Assigned task: Which lines in the records below contain the word "Numbers"? Return each of them.

Material provided:
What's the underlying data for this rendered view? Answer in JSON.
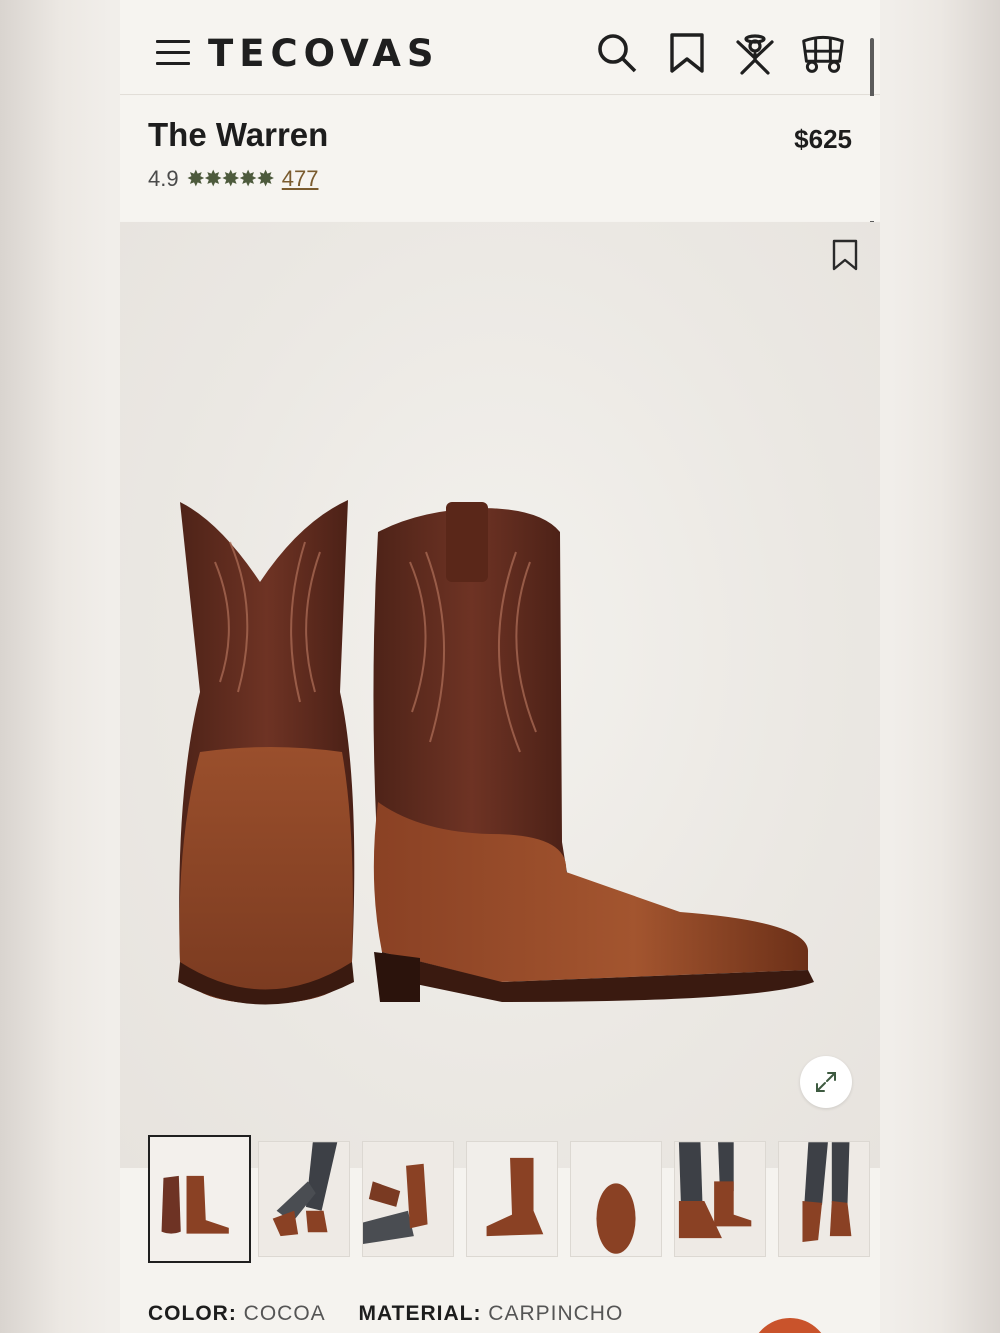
{
  "header": {
    "brand": "TECOVAS",
    "menu_icon": "hamburger-menu-icon",
    "icons": [
      "search-icon",
      "bookmark-icon",
      "account-icon",
      "cart-wagon-icon"
    ]
  },
  "product": {
    "name": "The Warren",
    "price": "$625",
    "rating": "4.9",
    "stars": "✸✸✸✸✸",
    "star_count": 5,
    "review_count": "477"
  },
  "gallery": {
    "bookmark_icon": "bookmark-icon",
    "expand_icon": "expand-icon",
    "thumbnail_count": 7,
    "active_thumbnail": 1
  },
  "specs": {
    "color_label": "COLOR:",
    "color_value": "COCOA",
    "material_label": "MATERIAL:",
    "material_value": "CARPINCHO"
  },
  "colors": {
    "accent_fab": "#c9532b",
    "star_color": "#4d5a3c",
    "review_link": "#7a5b2e",
    "boot_leather": "#7a3a22"
  }
}
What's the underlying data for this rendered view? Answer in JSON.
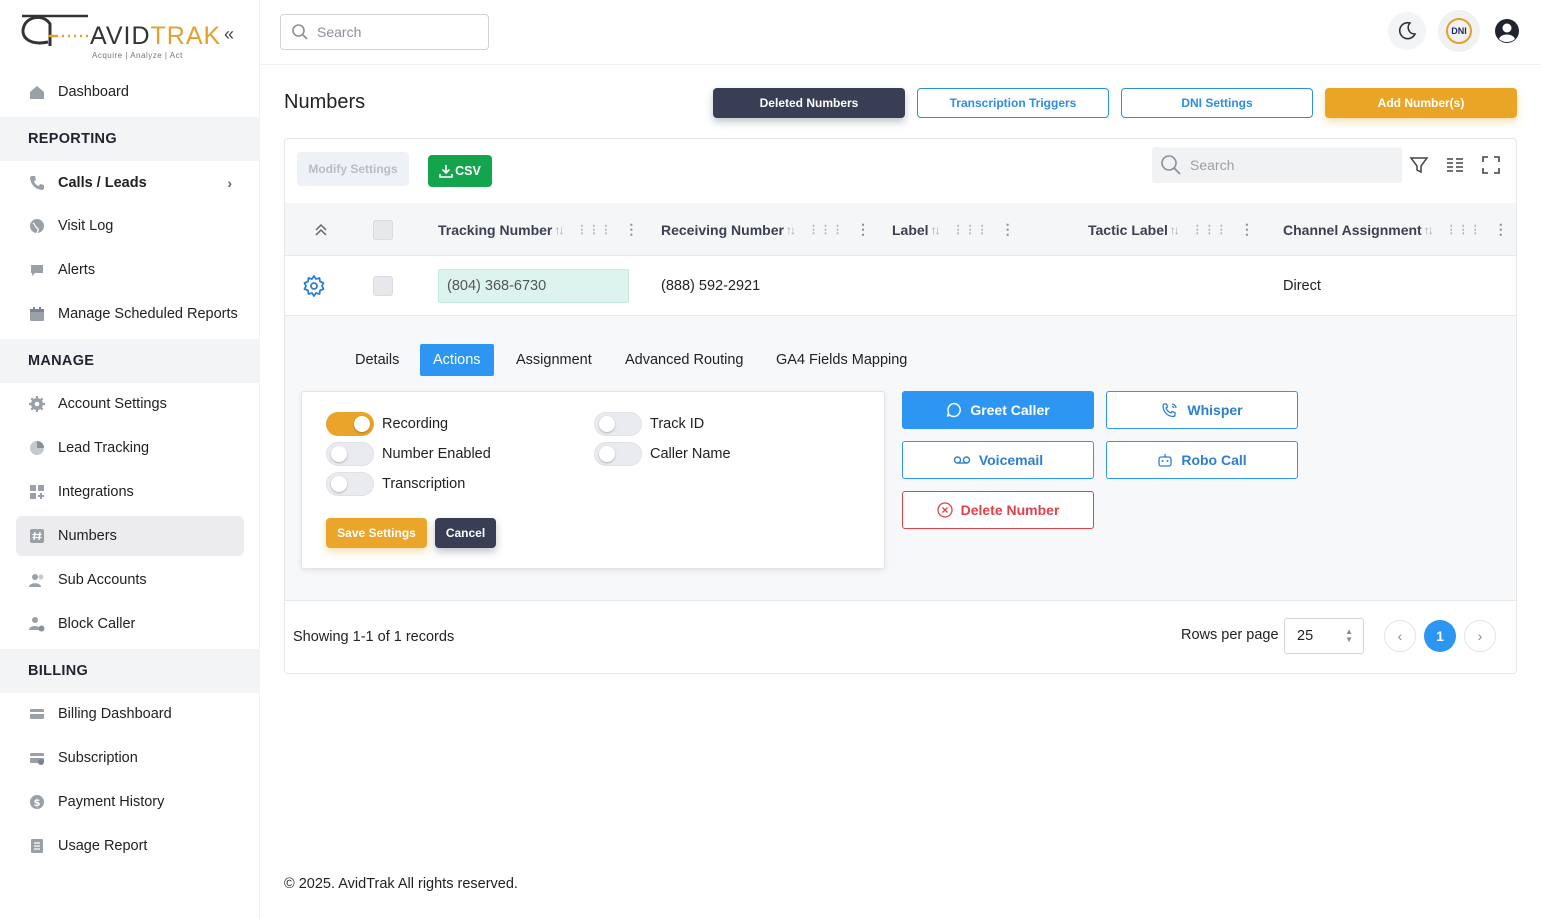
{
  "brand": {
    "name_left": "AVID",
    "name_right": "TRAK",
    "tagline": "Acquire  |  Analyze  |  Act",
    "accent": "#e4a02c",
    "collapse_icon": "double-chevron-left-icon"
  },
  "sidebar": {
    "dashboard": "Dashboard",
    "sections": {
      "reporting": "REPORTING",
      "manage": "MANAGE",
      "billing": "BILLING"
    },
    "reporting_items": [
      {
        "label": "Calls / Leads",
        "icon": "phone-icon"
      },
      {
        "label": "Visit Log",
        "icon": "globe-icon"
      },
      {
        "label": "Alerts",
        "icon": "chat-icon"
      },
      {
        "label": "Manage Scheduled Reports",
        "icon": "calendar-icon"
      }
    ],
    "manage_items": [
      {
        "label": "Account Settings",
        "icon": "gear-icon"
      },
      {
        "label": "Lead Tracking",
        "icon": "pie-chart-icon"
      },
      {
        "label": "Integrations",
        "icon": "grid-plus-icon"
      },
      {
        "label": "Numbers",
        "icon": "hash-icon"
      },
      {
        "label": "Sub Accounts",
        "icon": "users-icon"
      },
      {
        "label": "Block Caller",
        "icon": "user-block-icon"
      }
    ],
    "billing_items": [
      {
        "label": "Billing Dashboard",
        "icon": "card-icon"
      },
      {
        "label": "Subscription",
        "icon": "card-refresh-icon"
      },
      {
        "label": "Payment History",
        "icon": "dollar-icon"
      },
      {
        "label": "Usage Report",
        "icon": "report-icon"
      }
    ],
    "active_item": "Numbers"
  },
  "topbar": {
    "search_placeholder": "Search",
    "dni_label": "DNI"
  },
  "page": {
    "title": "Numbers",
    "buttons": {
      "deleted": "Deleted Numbers",
      "triggers": "Transcription Triggers",
      "dni": "DNI Settings",
      "add": "Add Number(s)"
    }
  },
  "table": {
    "modify_label": "Modify Settings",
    "csv_label": "CSV",
    "search_placeholder": "Search",
    "columns": [
      "Tracking Number",
      "Receiving Number",
      "Label",
      "Tactic Label",
      "Channel Assignment"
    ],
    "rows": [
      {
        "tracking": "(804) 368-6730",
        "receiving": "(888) 592-2921",
        "label": "",
        "tactic": "",
        "channel": "Direct"
      }
    ],
    "showing": "Showing 1-1 of 1 records",
    "rows_per_page_label": "Rows per page",
    "rows_per_page": "25",
    "current_page": "1"
  },
  "detail": {
    "tabs": [
      "Details",
      "Actions",
      "Assignment",
      "Advanced Routing",
      "GA4 Fields Mapping"
    ],
    "active_tab": "Actions",
    "toggles": [
      {
        "label": "Recording",
        "on": true
      },
      {
        "label": "Number Enabled",
        "on": false
      },
      {
        "label": "Transcription",
        "on": false
      },
      {
        "label": "Track ID",
        "on": false
      },
      {
        "label": "Caller Name",
        "on": false
      }
    ],
    "save_label": "Save Settings",
    "cancel_label": "Cancel",
    "actions": {
      "greet": "Greet Caller",
      "whisper": "Whisper",
      "voicemail": "Voicemail",
      "robo": "Robo Call",
      "delete": "Delete Number"
    }
  },
  "footer": {
    "copyright": "© 2025. AvidTrak All rights reserved."
  }
}
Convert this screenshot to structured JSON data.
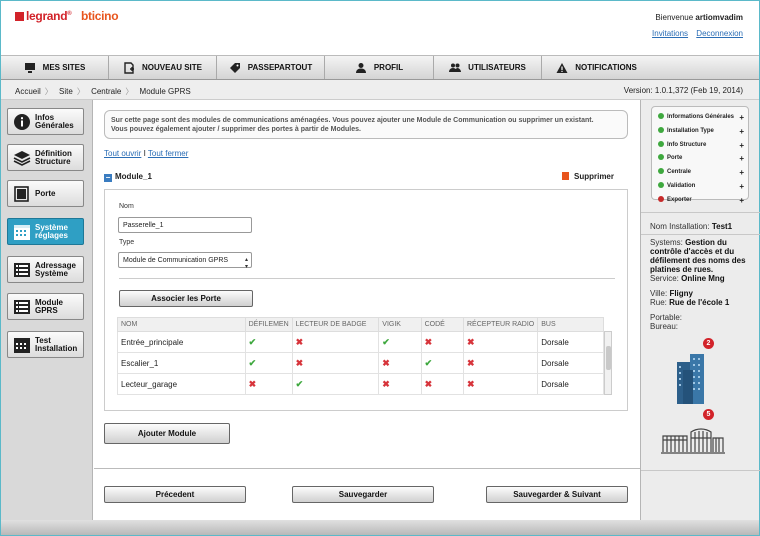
{
  "brand": {
    "legrand": "legrand",
    "legrand_mark": "®",
    "bticino": "bticino"
  },
  "user": {
    "welcome": "Bienvenue",
    "name": "artiomvadim",
    "invitations": "Invitations",
    "logout": "Deconnexion"
  },
  "nav": {
    "items": [
      {
        "label": "MES SITES",
        "icon": "monitor-icon"
      },
      {
        "label": "NOUVEAU SITE",
        "icon": "new-document-icon"
      },
      {
        "label": "PASSEPARTOUT",
        "icon": "tag-icon"
      },
      {
        "label": "PROFIL",
        "icon": "person-icon"
      },
      {
        "label": "UTILISATEURS",
        "icon": "users-icon"
      },
      {
        "label": "NOTIFICATIONS",
        "icon": "warning-icon"
      }
    ]
  },
  "breadcrumb": [
    "Accueil",
    "Site",
    "Centrale",
    "Module GPRS"
  ],
  "version": "Version: 1.0.1,372 (Feb 19, 2014)",
  "sidebar": {
    "items": [
      {
        "label1": "Infos",
        "label2": "Générales",
        "icon": "info-icon",
        "active": false
      },
      {
        "label1": "Définition",
        "label2": "Structure",
        "icon": "layers-icon",
        "active": false
      },
      {
        "label1": "Porte",
        "label2": "",
        "icon": "door-icon",
        "active": false
      },
      {
        "label1": "Système",
        "label2": "réglages",
        "icon": "calendar-icon",
        "active": true
      },
      {
        "label1": "Adressage",
        "label2": "Système",
        "icon": "list-icon",
        "active": false
      },
      {
        "label1": "Module",
        "label2": "GPRS",
        "icon": "list-icon",
        "active": false
      },
      {
        "label1": "Test",
        "label2": "Installation",
        "icon": "calendar-icon",
        "active": false
      }
    ]
  },
  "main": {
    "info_line1": "Sur cette page sont des modules de communications aménagées. Vous pouvez ajouter une Module de Communication ou supprimer un existant.",
    "info_line2": "Vous pouvez également ajouter / supprimer des portes à partir de Modules.",
    "open_all": "Tout ouvrir",
    "close_all": "Tout fermer",
    "toggle_sep": "I",
    "module_title": "Module_1",
    "delete_label": "Supprimer",
    "name_label": "Nom",
    "name_value": "Passerelle_1",
    "type_label": "Type",
    "type_value": "Module de Communication GPRS",
    "associate_button": "Associer les Porte",
    "table": {
      "headers": [
        "NOM",
        "DÉFILEMEN",
        "LECTEUR DE BADGE",
        "VIGIK",
        "CODÉ",
        "RÉCEPTEUR RADIO",
        "BUS"
      ],
      "rows": [
        {
          "nom": "Entrée_principale",
          "cells": [
            "ok",
            "ko",
            "ok",
            "ko",
            "ko"
          ],
          "bus": "Dorsale"
        },
        {
          "nom": "Escalier_1",
          "cells": [
            "ok",
            "ko",
            "ko",
            "ok",
            "ko"
          ],
          "bus": "Dorsale"
        },
        {
          "nom": "Lecteur_garage",
          "cells": [
            "ko",
            "ok",
            "ko",
            "ko",
            "ko"
          ],
          "bus": "Dorsale"
        }
      ]
    },
    "add_module_button": "Ajouter Module",
    "prev_button": "Précedent",
    "save_button": "Sauvegarder",
    "save_next_button": "Sauvegarder & Suivant"
  },
  "right": {
    "steps": [
      {
        "label": "Informations Générales",
        "status": "green"
      },
      {
        "label": "Installation Type",
        "status": "green"
      },
      {
        "label": "Info Structure",
        "status": "green"
      },
      {
        "label": "Porte",
        "status": "green"
      },
      {
        "label": "Centrale",
        "status": "green"
      },
      {
        "label": "Validation",
        "status": "green"
      },
      {
        "label": "Exporter",
        "status": "red"
      }
    ],
    "install_label": "Nom Installation:",
    "install_value": "Test1",
    "systems_label": "Systems:",
    "systems_value": "Gestion du contrôle d'accès et du défilement des noms des platines de rues.",
    "service_label": "Service:",
    "service_value": "Online Mng",
    "ville_label": "Ville:",
    "ville_value": "Fligny",
    "rue_label": "Rue:",
    "rue_value": "Rue de l'école 1",
    "portable_label": "Portable:",
    "bureau_label": "Bureau:",
    "badge_building": "2",
    "badge_gates": "5"
  }
}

Exercise output:
        "label": "Numbers",
    "active_item": "Numbers"
    "title": "Numbers",
      "deleted": "Deleted Numbers",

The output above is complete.